With the cold weather well and truly on its way, it’s high time you got to work on winter-proofing your home. And as electricity rates in Australia continue to soar, it’s now more important than ever to save energy during the colder months.

The good news is cutting power costs doesn’t mean freezing your way through the season; there are lots of practical ways you can stay comfortable and slash your energy bill at the same time. Read on to learn 7 ways a homeowner can save money during the winter.

Fix your drafty windows

With time, the glazing putty in your windows will become brittle, or their double-hung wooden sashes will shrink. Either eventuality causes icy drafts to float in during the winter, which drags down the temperature of the entire room. Several quick and easy fixes are available in your nearest hardware store: v-seal weather stripping, rope caulk, and shrink film. Alternatively, grab a thick new quilted curtain and swap it in for your old one.

For a more long-term fix, you may have to replace the glazing putty or even the entire window. Not sure which windows are drafty? You can use an infrared thermometer to pinpoint air leaks or areas of poor insulation in your home.

Get smart with your heating

Turning down the thermostat and chucking on a big jacket is the most obvious way to save money on your power bill, but it’s also uncomfortable and inconvenient.

A neat little workaround is to turn down the central heating but leave a spot heater to warm the area your family gathers in the most. For example, you could set the thermostat to a bearable 17C, then put an electric oil heater in the living room and switch it on when you’re all huddled around the TV. These heaters take a while to kick in, so remember to hit the switch before your favourite program starts.

Another pro central heating tip: program it to turn on 20 minutes before you wake up and turn off 20 minutes after you go to bed.

Insulate your attic

Your attic is already insulated, although perhaps not to an adequate degree.

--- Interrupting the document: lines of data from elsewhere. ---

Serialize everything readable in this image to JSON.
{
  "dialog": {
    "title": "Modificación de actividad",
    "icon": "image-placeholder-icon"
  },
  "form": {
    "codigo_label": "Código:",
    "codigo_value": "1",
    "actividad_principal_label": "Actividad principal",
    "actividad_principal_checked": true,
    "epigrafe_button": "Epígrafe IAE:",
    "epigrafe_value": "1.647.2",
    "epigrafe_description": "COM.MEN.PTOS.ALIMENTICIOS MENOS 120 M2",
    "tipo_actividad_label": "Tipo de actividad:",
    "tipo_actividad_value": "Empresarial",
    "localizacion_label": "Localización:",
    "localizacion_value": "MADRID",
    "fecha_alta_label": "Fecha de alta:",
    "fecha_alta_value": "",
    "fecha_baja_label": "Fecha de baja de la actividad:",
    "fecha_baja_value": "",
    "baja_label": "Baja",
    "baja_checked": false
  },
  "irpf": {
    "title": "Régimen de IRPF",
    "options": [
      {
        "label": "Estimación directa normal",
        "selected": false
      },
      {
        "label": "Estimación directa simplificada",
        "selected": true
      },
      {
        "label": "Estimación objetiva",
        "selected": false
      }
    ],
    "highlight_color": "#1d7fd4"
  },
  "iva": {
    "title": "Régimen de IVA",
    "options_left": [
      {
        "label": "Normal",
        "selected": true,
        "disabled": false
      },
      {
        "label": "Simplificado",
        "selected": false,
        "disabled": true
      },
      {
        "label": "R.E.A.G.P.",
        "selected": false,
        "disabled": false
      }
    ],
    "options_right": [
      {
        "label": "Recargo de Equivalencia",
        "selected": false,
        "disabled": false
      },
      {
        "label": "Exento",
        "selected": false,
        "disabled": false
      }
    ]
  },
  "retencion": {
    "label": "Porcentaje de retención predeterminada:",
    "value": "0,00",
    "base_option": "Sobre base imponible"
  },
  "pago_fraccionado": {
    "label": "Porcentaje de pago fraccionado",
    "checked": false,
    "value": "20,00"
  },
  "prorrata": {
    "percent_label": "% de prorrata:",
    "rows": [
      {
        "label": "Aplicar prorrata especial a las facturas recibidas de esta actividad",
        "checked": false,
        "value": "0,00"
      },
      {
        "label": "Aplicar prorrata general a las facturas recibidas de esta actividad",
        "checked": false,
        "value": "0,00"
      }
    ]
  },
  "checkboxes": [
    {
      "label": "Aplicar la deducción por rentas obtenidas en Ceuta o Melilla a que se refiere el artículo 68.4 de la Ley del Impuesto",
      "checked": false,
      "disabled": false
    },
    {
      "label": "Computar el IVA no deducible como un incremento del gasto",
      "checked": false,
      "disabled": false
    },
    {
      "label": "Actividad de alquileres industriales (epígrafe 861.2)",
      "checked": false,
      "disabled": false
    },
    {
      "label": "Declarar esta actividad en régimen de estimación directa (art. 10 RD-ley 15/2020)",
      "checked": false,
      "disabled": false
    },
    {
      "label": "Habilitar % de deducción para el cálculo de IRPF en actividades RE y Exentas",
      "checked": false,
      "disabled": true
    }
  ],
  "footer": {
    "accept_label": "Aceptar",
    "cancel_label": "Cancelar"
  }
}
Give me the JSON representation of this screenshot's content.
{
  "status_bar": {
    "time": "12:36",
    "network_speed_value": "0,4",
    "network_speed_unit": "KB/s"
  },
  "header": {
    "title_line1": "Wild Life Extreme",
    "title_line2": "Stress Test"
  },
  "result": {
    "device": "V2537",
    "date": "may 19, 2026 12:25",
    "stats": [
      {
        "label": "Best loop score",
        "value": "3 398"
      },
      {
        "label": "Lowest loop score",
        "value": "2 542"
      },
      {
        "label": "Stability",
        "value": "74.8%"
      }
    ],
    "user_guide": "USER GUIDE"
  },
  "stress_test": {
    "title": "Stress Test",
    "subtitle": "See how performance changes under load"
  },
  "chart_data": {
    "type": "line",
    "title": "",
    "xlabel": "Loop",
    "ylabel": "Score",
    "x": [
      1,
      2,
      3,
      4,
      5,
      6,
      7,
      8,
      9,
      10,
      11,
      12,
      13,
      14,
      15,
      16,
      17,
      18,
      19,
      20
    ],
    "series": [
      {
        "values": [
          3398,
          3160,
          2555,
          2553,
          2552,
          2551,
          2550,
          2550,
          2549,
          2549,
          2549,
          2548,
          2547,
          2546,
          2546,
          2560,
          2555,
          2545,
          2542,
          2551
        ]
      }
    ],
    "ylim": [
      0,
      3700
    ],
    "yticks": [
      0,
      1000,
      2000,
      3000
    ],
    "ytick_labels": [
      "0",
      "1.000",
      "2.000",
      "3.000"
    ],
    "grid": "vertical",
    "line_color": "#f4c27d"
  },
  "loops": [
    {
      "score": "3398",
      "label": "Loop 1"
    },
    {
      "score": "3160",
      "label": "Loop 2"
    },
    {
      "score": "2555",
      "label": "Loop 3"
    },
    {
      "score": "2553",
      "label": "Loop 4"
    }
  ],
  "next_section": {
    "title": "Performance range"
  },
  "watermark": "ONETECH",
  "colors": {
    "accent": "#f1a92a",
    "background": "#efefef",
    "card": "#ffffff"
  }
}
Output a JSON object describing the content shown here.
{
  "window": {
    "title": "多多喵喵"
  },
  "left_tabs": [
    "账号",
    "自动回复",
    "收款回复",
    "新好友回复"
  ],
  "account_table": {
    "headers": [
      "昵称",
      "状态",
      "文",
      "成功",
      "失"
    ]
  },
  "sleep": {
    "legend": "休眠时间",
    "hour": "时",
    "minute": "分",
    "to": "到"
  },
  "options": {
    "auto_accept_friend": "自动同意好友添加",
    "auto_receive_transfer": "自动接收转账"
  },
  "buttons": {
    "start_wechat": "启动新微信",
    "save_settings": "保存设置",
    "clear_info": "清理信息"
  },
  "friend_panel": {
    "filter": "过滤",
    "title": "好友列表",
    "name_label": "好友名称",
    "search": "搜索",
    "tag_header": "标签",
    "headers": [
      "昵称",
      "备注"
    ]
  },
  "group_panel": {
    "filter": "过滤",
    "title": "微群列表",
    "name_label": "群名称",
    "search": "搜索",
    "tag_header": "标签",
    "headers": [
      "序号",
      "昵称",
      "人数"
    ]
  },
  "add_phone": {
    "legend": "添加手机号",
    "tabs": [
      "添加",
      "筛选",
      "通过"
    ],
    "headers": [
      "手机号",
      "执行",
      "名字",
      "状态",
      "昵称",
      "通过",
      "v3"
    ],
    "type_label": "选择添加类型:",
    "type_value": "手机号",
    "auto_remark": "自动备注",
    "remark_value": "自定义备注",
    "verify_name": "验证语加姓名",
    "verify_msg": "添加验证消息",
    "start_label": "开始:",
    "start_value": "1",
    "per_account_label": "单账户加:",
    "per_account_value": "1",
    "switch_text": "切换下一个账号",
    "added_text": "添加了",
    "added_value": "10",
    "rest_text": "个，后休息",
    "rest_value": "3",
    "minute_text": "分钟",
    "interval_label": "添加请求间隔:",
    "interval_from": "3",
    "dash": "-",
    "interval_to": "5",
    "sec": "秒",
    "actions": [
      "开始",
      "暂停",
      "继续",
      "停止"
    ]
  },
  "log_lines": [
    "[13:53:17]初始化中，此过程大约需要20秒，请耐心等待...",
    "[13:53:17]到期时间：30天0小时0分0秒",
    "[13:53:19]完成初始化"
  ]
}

Check with your local building department how much insulation a house in your city should have, then go up and measure what’s there.

If you’ve got less insulation than the recommended amount, then you’ll need to get up there and install some more. Attic insulation comes in either bats or loose-fill; opt for the latter as it’s easier to install and will fill in the crevices and cracks. The whole process is a little complex, though, so you might want to enlist professional help.

Improve your curtain routine

Keep your curtains open during the day to allow sunlight to flood in, which will gradually warm your home while you’re off at work. Then once you come back in the evening, close your curtains again to provide extra insulation and stop the warm air from escaping.

The routine may take a few seconds out of your day, but it’ll also make a noticeable difference to your comfort and energy bill.

Install the right fireplace doors

Fireplaces are a cosy add-on to any home, yet they can be terrible at holding in the heat. Modern fireplaces have a cold air intake that connects to the exterior of the house, so you need to ensure the door is airtight. Older models use air from your living room, so grab a door with functioning air-vents instead. Just keep those vents firmly closed when not in use, or you’ll let the warm air flow straight out.

Leave the oven door open after you’re done cooking

Once you’ve finished baking your delicious Sunday roast, leave the oven door open and let the heat radiate through the house. This might be an unconventional alternative, but you’ll find that a lot of heat is trapped inside that oven, so you might as well let it warm up the house.

A couple of safety considerations are involved – one of them including you turn the oven off first and giving this tip a miss if you’ve got small children wandering around the house.

Fill up your hot water bottle

Hot water bottles were the bed-heating accessory of choice back before the electric heater became commonplace.

Rather than cracking on the heater in your room or equipping your bed with an electric blanket, these simple rubber bottles will keep your feet warm the whole night through. And they only use as much electricity as it takes to put the kettle on. Wrap a woollen cover around your hot water bottle if you like to rest it directly on your feet.

While you can enact some of these tips yourself, others require a bit of professional help. As an experienced handyman and building service provider, Hire A Tradesman is here to give you a hand, assigning one of our fully qualified, time served, friendly tradesmen to your project to get the job done. Get in touch with the team at Hire A Tradesman to find a skilled, reliable and affordable local tradie in your area today.